> The task
Provide an exact copy of the data, excluding the images.

> Records shown

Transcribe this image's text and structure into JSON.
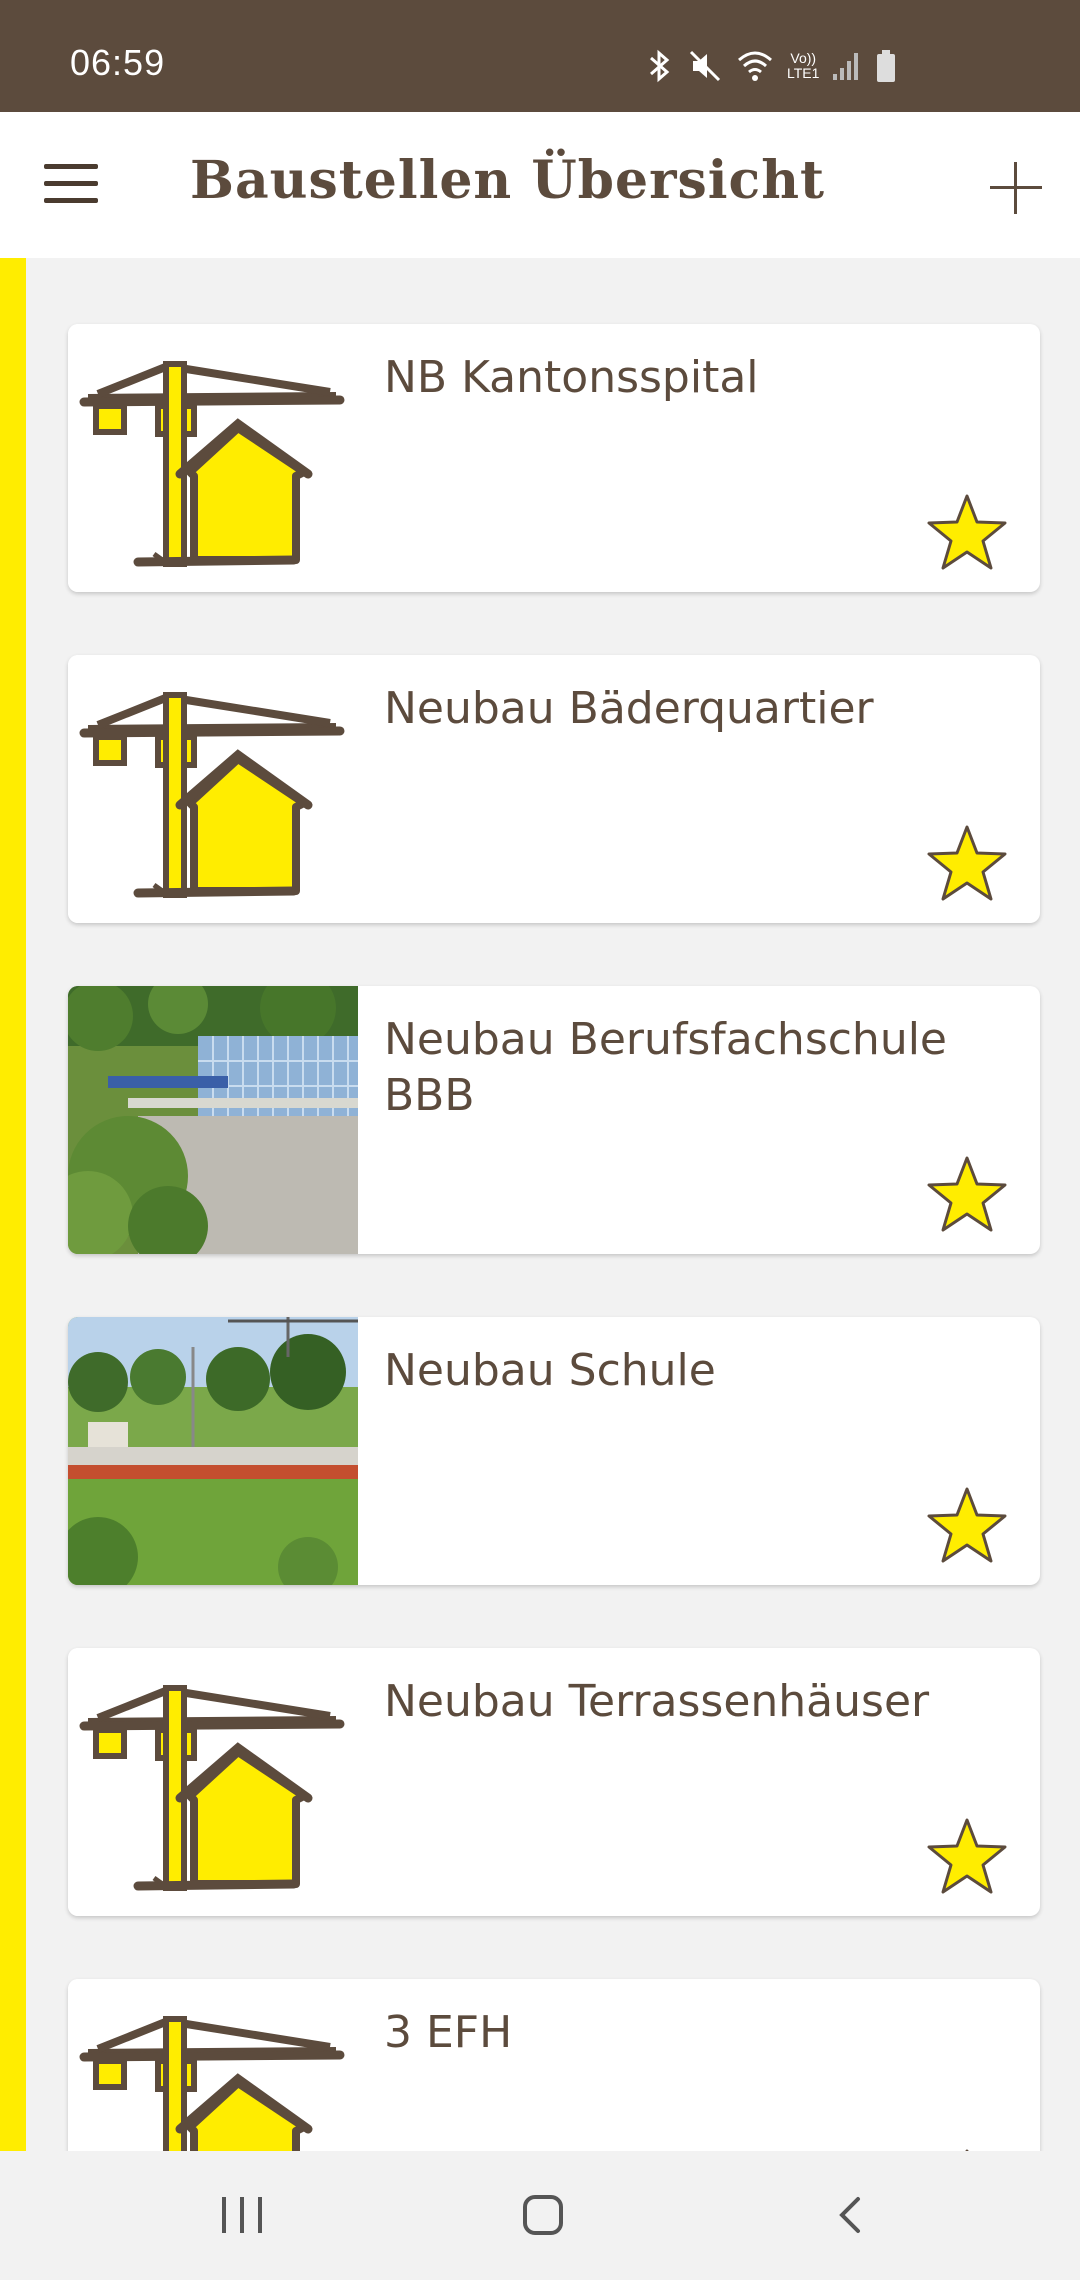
{
  "status_bar": {
    "time": "06:59",
    "network_label_top": "Vo))",
    "network_label_bottom": "LTE1",
    "icons": [
      "bluetooth-icon",
      "mute-icon",
      "wifi-icon",
      "signal-icon",
      "battery-icon"
    ]
  },
  "app_bar": {
    "title": "Baustellen Übersicht",
    "menu_icon": "hamburger-menu-icon",
    "add_icon": "plus-icon"
  },
  "colors": {
    "brand_brown": "#5c4b3d",
    "accent_yellow": "#ffed00",
    "background": "#f2f2f2"
  },
  "projects": [
    {
      "title": "NB Kantonsspital",
      "thumbnail": "crane-house-logo",
      "favorite": true
    },
    {
      "title": "Neubau Bäderquartier",
      "thumbnail": "crane-house-logo",
      "favorite": true
    },
    {
      "title": "Neubau Berufsfachschule BBB",
      "thumbnail": "building-photo",
      "favorite": true
    },
    {
      "title": "Neubau Schule",
      "thumbnail": "construction-site-photo",
      "favorite": true
    },
    {
      "title": "Neubau Terrassenhäuser",
      "thumbnail": "crane-house-logo",
      "favorite": true
    },
    {
      "title": "3 EFH",
      "thumbnail": "crane-house-logo",
      "favorite": true
    }
  ],
  "nav_bar": {
    "icons": [
      "recent-apps-icon",
      "home-icon",
      "back-icon"
    ]
  }
}
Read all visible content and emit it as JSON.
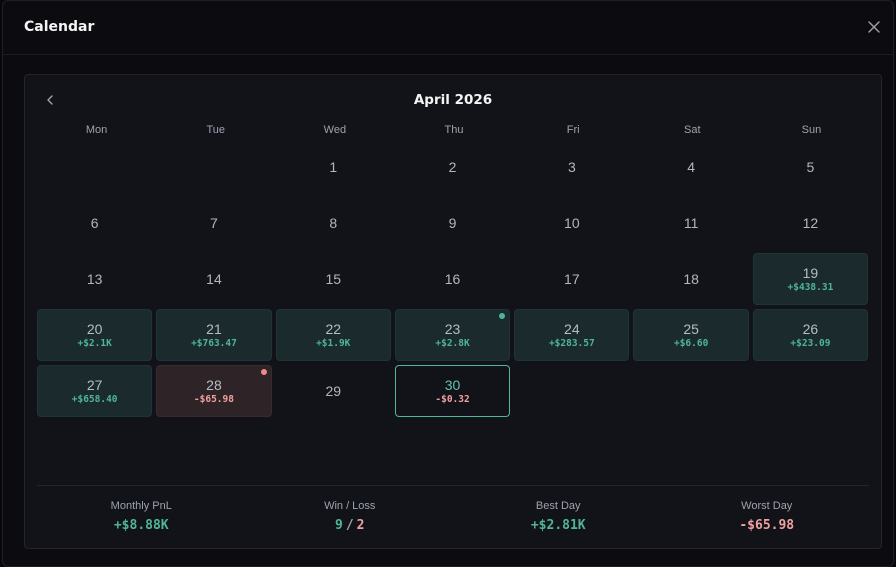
{
  "modal": {
    "title": "Calendar",
    "close_icon": "close-icon"
  },
  "calendar": {
    "month_title": "April 2026",
    "prev_icon": "chevron-left-icon",
    "weekdays": [
      "Mon",
      "Tue",
      "Wed",
      "Thu",
      "Fri",
      "Sat",
      "Sun"
    ],
    "leading_blanks": 2,
    "days": [
      {
        "day": "1",
        "pnl": "",
        "status": "none"
      },
      {
        "day": "2",
        "pnl": "",
        "status": "none"
      },
      {
        "day": "3",
        "pnl": "",
        "status": "none"
      },
      {
        "day": "4",
        "pnl": "",
        "status": "none"
      },
      {
        "day": "5",
        "pnl": "",
        "status": "none"
      },
      {
        "day": "6",
        "pnl": "",
        "status": "none"
      },
      {
        "day": "7",
        "pnl": "",
        "status": "none"
      },
      {
        "day": "8",
        "pnl": "",
        "status": "none"
      },
      {
        "day": "9",
        "pnl": "",
        "status": "none"
      },
      {
        "day": "10",
        "pnl": "",
        "status": "none"
      },
      {
        "day": "11",
        "pnl": "",
        "status": "none"
      },
      {
        "day": "12",
        "pnl": "",
        "status": "none"
      },
      {
        "day": "13",
        "pnl": "",
        "status": "none"
      },
      {
        "day": "14",
        "pnl": "",
        "status": "none"
      },
      {
        "day": "15",
        "pnl": "",
        "status": "none"
      },
      {
        "day": "16",
        "pnl": "",
        "status": "none"
      },
      {
        "day": "17",
        "pnl": "",
        "status": "none"
      },
      {
        "day": "18",
        "pnl": "",
        "status": "none"
      },
      {
        "day": "19",
        "pnl": "+$438.31",
        "status": "win"
      },
      {
        "day": "20",
        "pnl": "+$2.1K",
        "status": "win"
      },
      {
        "day": "21",
        "pnl": "+$763.47",
        "status": "win"
      },
      {
        "day": "22",
        "pnl": "+$1.9K",
        "status": "win"
      },
      {
        "day": "23",
        "pnl": "+$2.8K",
        "status": "win",
        "marker": "best"
      },
      {
        "day": "24",
        "pnl": "+$283.57",
        "status": "win"
      },
      {
        "day": "25",
        "pnl": "+$6.60",
        "status": "win"
      },
      {
        "day": "26",
        "pnl": "+$23.09",
        "status": "win"
      },
      {
        "day": "27",
        "pnl": "+$658.40",
        "status": "win"
      },
      {
        "day": "28",
        "pnl": "-$65.98",
        "status": "loss",
        "marker": "worst"
      },
      {
        "day": "29",
        "pnl": "",
        "status": "none"
      },
      {
        "day": "30",
        "pnl": "-$0.32",
        "status": "today"
      }
    ]
  },
  "stats": {
    "monthly_pnl": {
      "label": "Monthly PnL",
      "value": "+$8.88K"
    },
    "win_loss": {
      "label": "Win / Loss",
      "wins": "9",
      "separator": "/",
      "losses": "2"
    },
    "best_day": {
      "label": "Best Day",
      "value": "+$2.81K"
    },
    "worst_day": {
      "label": "Worst Day",
      "value": "-$65.98"
    }
  },
  "colors": {
    "win": "#4fb59a",
    "loss": "#f0a0a0",
    "win_cell_bg": "#1a2a2d",
    "loss_cell_bg": "#2e2326",
    "today_border": "#4fb5a5"
  }
}
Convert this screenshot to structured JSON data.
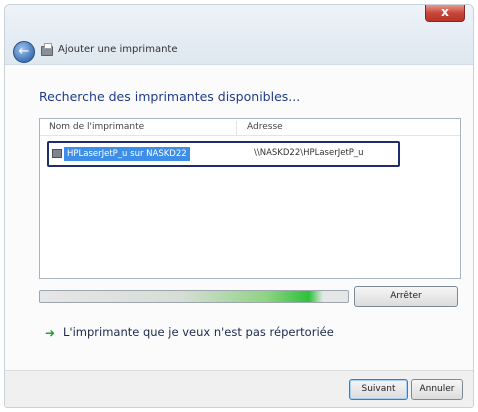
{
  "window": {
    "title": "Ajouter une imprimante",
    "close_label": "x"
  },
  "main": {
    "heading": "Recherche des imprimantes disponibles...",
    "list": {
      "columns": [
        "Nom de l'imprimante",
        "Adresse"
      ],
      "rows": [
        {
          "name": "HPLaserJetP_u sur NASKD22",
          "address": "\\\\NASKD22\\HPLaserJetP_u"
        }
      ]
    },
    "progress": 0.92,
    "stop_label": "Arrêter",
    "not_listed_label": "L'imprimante que je veux n'est pas répertoriée"
  },
  "footer": {
    "next_label": "Suivant",
    "cancel_label": "Annuler"
  },
  "colors": {
    "selection": "#3c8ee8",
    "heading": "#1f3b8a",
    "progress": "#2cc23a"
  },
  "icons": {
    "back": "back-arrow-icon",
    "printer": "printer-icon",
    "link": "green-arrow-icon"
  }
}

> Answer to this exercise
Transcribe this image's text and structure into JSON.
{
  "status_bar": {
    "time": "06:59",
    "network_label_top": "Vo))",
    "network_label_bottom": "LTE1",
    "icons": [
      "bluetooth-icon",
      "mute-icon",
      "wifi-icon",
      "signal-icon",
      "battery-icon"
    ]
  },
  "app_bar": {
    "title": "Baustellen Übersicht",
    "menu_icon": "hamburger-menu-icon",
    "add_icon": "plus-icon"
  },
  "colors": {
    "brand_brown": "#5c4b3d",
    "accent_yellow": "#ffed00",
    "background": "#f2f2f2"
  },
  "projects": [
    {
      "title": "NB Kantonsspital",
      "thumbnail": "crane-house-logo",
      "favorite": true
    },
    {
      "title": "Neubau Bäderquartier",
      "thumbnail": "crane-house-logo",
      "favorite": true
    },
    {
      "title": "Neubau Berufsfachschule BBB",
      "thumbnail": "building-photo",
      "favorite": true
    },
    {
      "title": "Neubau Schule",
      "thumbnail": "construction-site-photo",
      "favorite": true
    },
    {
      "title": "Neubau Terrassenhäuser",
      "thumbnail": "crane-house-logo",
      "favorite": true
    },
    {
      "title": "3 EFH",
      "thumbnail": "crane-house-logo",
      "favorite": true
    }
  ],
  "nav_bar": {
    "icons": [
      "recent-apps-icon",
      "home-icon",
      "back-icon"
    ]
  }
}
Read all visible content and emit it as JSON.
{
  "modal": {
    "title": "Calendar",
    "close_icon": "close-icon"
  },
  "calendar": {
    "month_title": "April 2026",
    "prev_icon": "chevron-left-icon",
    "weekdays": [
      "Mon",
      "Tue",
      "Wed",
      "Thu",
      "Fri",
      "Sat",
      "Sun"
    ],
    "leading_blanks": 2,
    "days": [
      {
        "day": "1",
        "pnl": "",
        "status": "none"
      },
      {
        "day": "2",
        "pnl": "",
        "status": "none"
      },
      {
        "day": "3",
        "pnl": "",
        "status": "none"
      },
      {
        "day": "4",
        "pnl": "",
        "status": "none"
      },
      {
        "day": "5",
        "pnl": "",
        "status": "none"
      },
      {
        "day": "6",
        "pnl": "",
        "status": "none"
      },
      {
        "day": "7",
        "pnl": "",
        "status": "none"
      },
      {
        "day": "8",
        "pnl": "",
        "status": "none"
      },
      {
        "day": "9",
        "pnl": "",
        "status": "none"
      },
      {
        "day": "10",
        "pnl": "",
        "status": "none"
      },
      {
        "day": "11",
        "pnl": "",
        "status": "none"
      },
      {
        "day": "12",
        "pnl": "",
        "status": "none"
      },
      {
        "day": "13",
        "pnl": "",
        "status": "none"
      },
      {
        "day": "14",
        "pnl": "",
        "status": "none"
      },
      {
        "day": "15",
        "pnl": "",
        "status": "none"
      },
      {
        "day": "16",
        "pnl": "",
        "status": "none"
      },
      {
        "day": "17",
        "pnl": "",
        "status": "none"
      },
      {
        "day": "18",
        "pnl": "",
        "status": "none"
      },
      {
        "day": "19",
        "pnl": "+$438.31",
        "status": "win"
      },
      {
        "day": "20",
        "pnl": "+$2.1K",
        "status": "win"
      },
      {
        "day": "21",
        "pnl": "+$763.47",
        "status": "win"
      },
      {
        "day": "22",
        "pnl": "+$1.9K",
        "status": "win"
      },
      {
        "day": "23",
        "pnl": "+$2.8K",
        "status": "win",
        "marker": "best"
      },
      {
        "day": "24",
        "pnl": "+$283.57",
        "status": "win"
      },
      {
        "day": "25",
        "pnl": "+$6.60",
        "status": "win"
      },
      {
        "day": "26",
        "pnl": "+$23.09",
        "status": "win"
      },
      {
        "day": "27",
        "pnl": "+$658.40",
        "status": "win"
      },
      {
        "day": "28",
        "pnl": "-$65.98",
        "status": "loss",
        "marker": "worst"
      },
      {
        "day": "29",
        "pnl": "",
        "status": "none"
      },
      {
        "day": "30",
        "pnl": "-$0.32",
        "status": "today"
      }
    ]
  },
  "stats": {
    "monthly_pnl": {
      "label": "Monthly PnL",
      "value": "+$8.88K"
    },
    "win_loss": {
      "label": "Win / Loss",
      "wins": "9",
      "separator": "/",
      "losses": "2"
    },
    "best_day": {
      "label": "Best Day",
      "value": "+$2.81K"
    },
    "worst_day": {
      "label": "Worst Day",
      "value": "-$65.98"
    }
  },
  "colors": {
    "win": "#4fb59a",
    "loss": "#f0a0a0",
    "win_cell_bg": "#1a2a2d",
    "loss_cell_bg": "#2e2326",
    "today_border": "#4fb5a5"
  }
}
Convert this screenshot to structured JSON data.
{
  "window": {
    "title": "Ajouter une imprimante",
    "close_label": "x"
  },
  "main": {
    "heading": "Recherche des imprimantes disponibles...",
    "list": {
      "columns": [
        "Nom de l'imprimante",
        "Adresse"
      ],
      "rows": [
        {
          "name": "HPLaserJetP_u sur NASKD22",
          "address": "\\\\NASKD22\\HPLaserJetP_u"
        }
      ]
    },
    "progress": 0.92,
    "stop_label": "Arrêter",
    "not_listed_label": "L'imprimante que je veux n'est pas répertoriée"
  },
  "footer": {
    "next_label": "Suivant",
    "cancel_label": "Annuler"
  },
  "colors": {
    "selection": "#3c8ee8",
    "heading": "#1f3b8a",
    "progress": "#2cc23a"
  },
  "icons": {
    "back": "back-arrow-icon",
    "printer": "printer-icon",
    "link": "green-arrow-icon"
  }
}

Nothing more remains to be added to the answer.